Yesterday NBC Sports Digital announced its latest OTT subscription service, “Premier League Pass,” which provides access to 130 live matches during the 2017-2018 season for $50. Premier League Pass augments NBC Sports’ broadcast of 250 matches carried on its linear networks and online via TV Everywhere.
Premier League Pass is the latest OTT subscription service to be part of what’s known as “NBC Sports Gold.” Other services include “Cycling Pass” ($40), “Pro Motocross Pass” ($50), “Track and Field Pass” ($70) and “Rugby Pass” ($60).
As NBC Sports continues rolling out these various services, it’s becoming clearer that the company is seeing success in offering super-fans online access to specific sports. But what’s more intriguing is that NBC Sports may be laying the groundwork for how consumers will be paying for more mainstream sports somewhere down the road.
It’s no secret that sports programming - long considered the firewall for pay-TV subscriptions - is under more pressure than ever as cord-cutting and cord-nevering accelerate. ESPN alone has lost over 10 million subscribers over the past few years and is now shoring up its profitability with re-organizations and staff cuts.

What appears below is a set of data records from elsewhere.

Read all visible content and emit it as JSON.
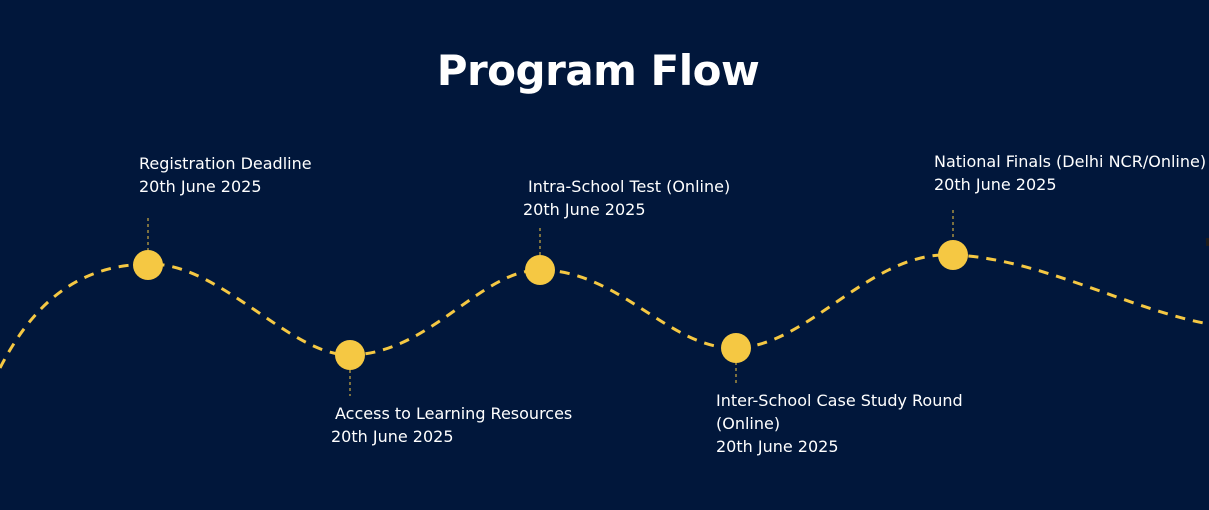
{
  "title": "Program Flow",
  "colors": {
    "background": "#01173b",
    "accent": "#f5c843",
    "text": "#ffffff"
  },
  "milestones": [
    {
      "name": "Registration Deadline",
      "date": "20th June 2025"
    },
    {
      "name": "Access to Learning Resources",
      "date": "20th June 2025"
    },
    {
      "name": "Intra-School Test (Online)",
      "date": "20th June 2025"
    },
    {
      "name": "Inter-School Case Study Round (Online)",
      "date": "20th June 2025"
    },
    {
      "name": "National Finals (Delhi NCR/Online)",
      "date": "20th June 2025"
    }
  ]
}
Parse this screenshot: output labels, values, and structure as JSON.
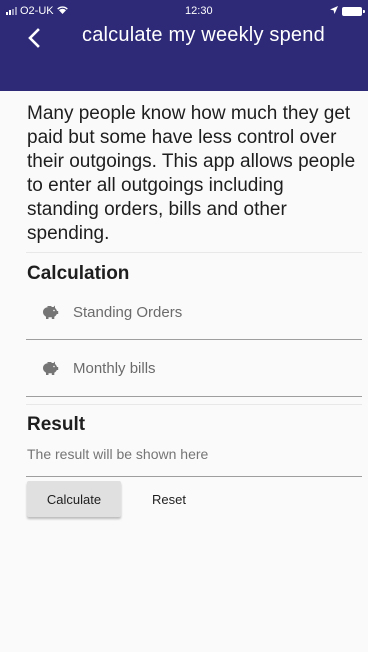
{
  "status_bar": {
    "carrier": "O2-UK",
    "time": "12:30"
  },
  "app_bar": {
    "title": "calculate my weekly spend",
    "background_color": "#2e2a78"
  },
  "intro": {
    "text": "Many people know how much they get paid but some have less control over their outgoings. This app allows people to enter all outgoings including standing orders, bills and other spending."
  },
  "calculation": {
    "heading": "Calculation",
    "items": [
      {
        "label": "Standing Orders",
        "icon": "piggy-bank-icon"
      },
      {
        "label": "Monthly bills",
        "icon": "piggy-bank-icon"
      }
    ]
  },
  "result": {
    "heading": "Result",
    "text": "The result will be shown here"
  },
  "actions": {
    "calculate_label": "Calculate",
    "reset_label": "Reset"
  }
}
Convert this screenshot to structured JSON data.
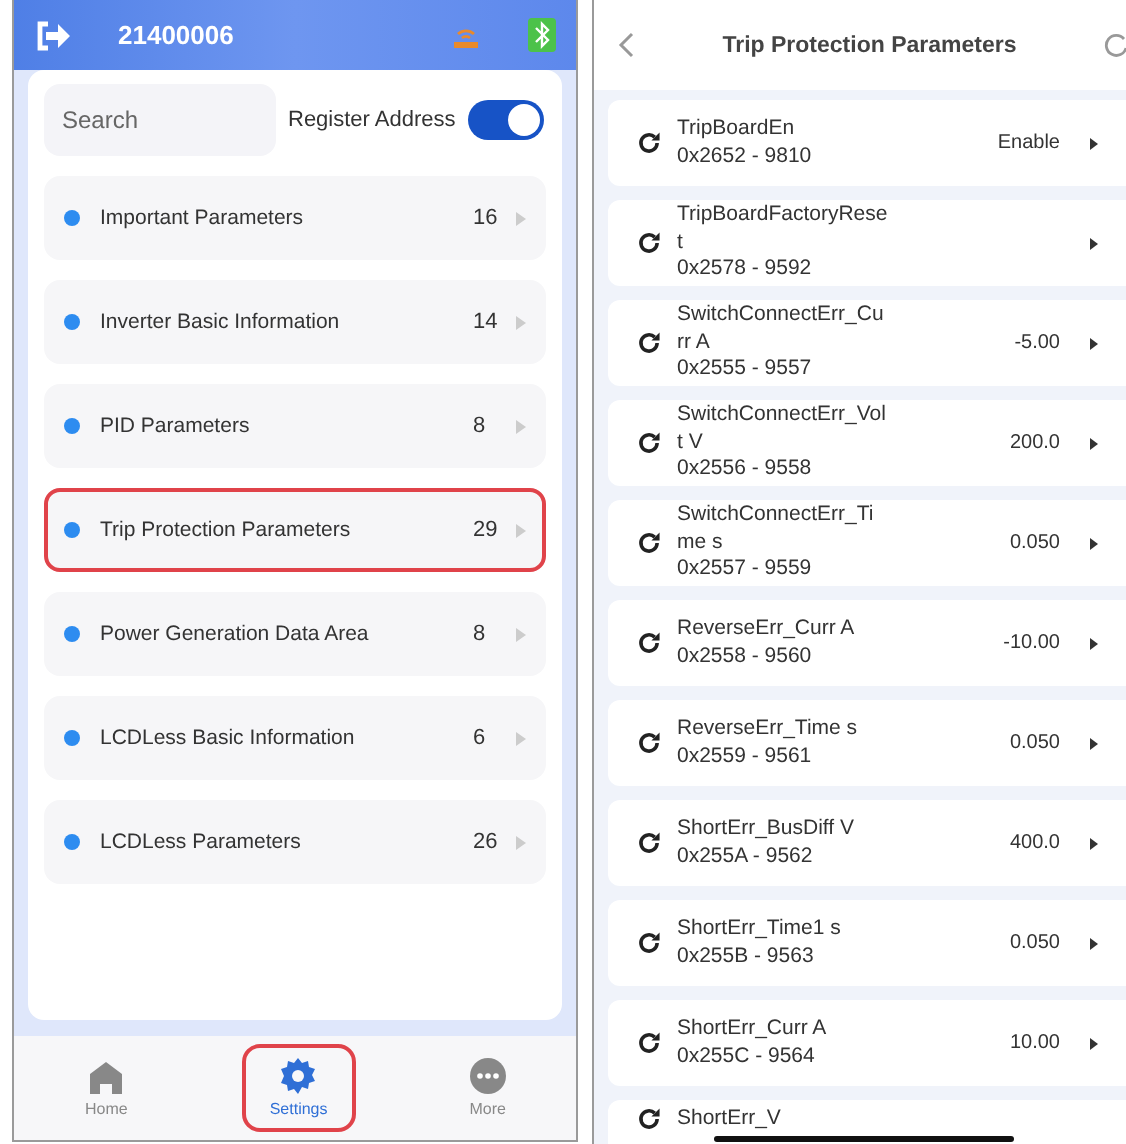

Other sports networks have similarly been re-organizing themselves for the online era.
It’s clear that viewers are increasingly choosing which programming appeals to them and therefore what they’re willing to pay for. The salad days of expensive sports networks being automatically included in diverse multichannel bundles, despite the fact that tens of millions of viewers never actually watched them, are winding down. Services like Netflix, Amazon and Hulu are training viewers to align their payments with what they actually care about.
In this context, the various a la carte passes NBC Sports is offering make a ton of sense, just as do dedicated passes from mainstream sports leagues like MLB and NBA. Cord-cutters on a budget may still want access to specific sports which these passes enable. Providing access across devices, in the same seamless manner that SVOD services are now offered, means that fans can have the same frictionless experience, rather than fumbling around a TV guide to find the correct channel.
One big indicator of where these passes are heading will be the 2018 Winter Olympics, which NBC once again has the rights to. I think it’s likely NBC will offer some type of “Olympics Pass” so that non pay-TV subscribers can follow the action. This would be a logical move given how much TV Everywhere streaming already occurs. For NBC, it would be essentially the same online package, just charged directly to viewers, rather than being included in their pay-TV package.
As cord-cutting and cord-nevering inevitably accelerate in the years to come, sports networks and leagues are going to be under more pressure to innovate their revenue models. Temporary, sports-specific passes look like a pretty enticing opportunity. I think we’re going to see lots more of them going forward.
Topics: NBC Sports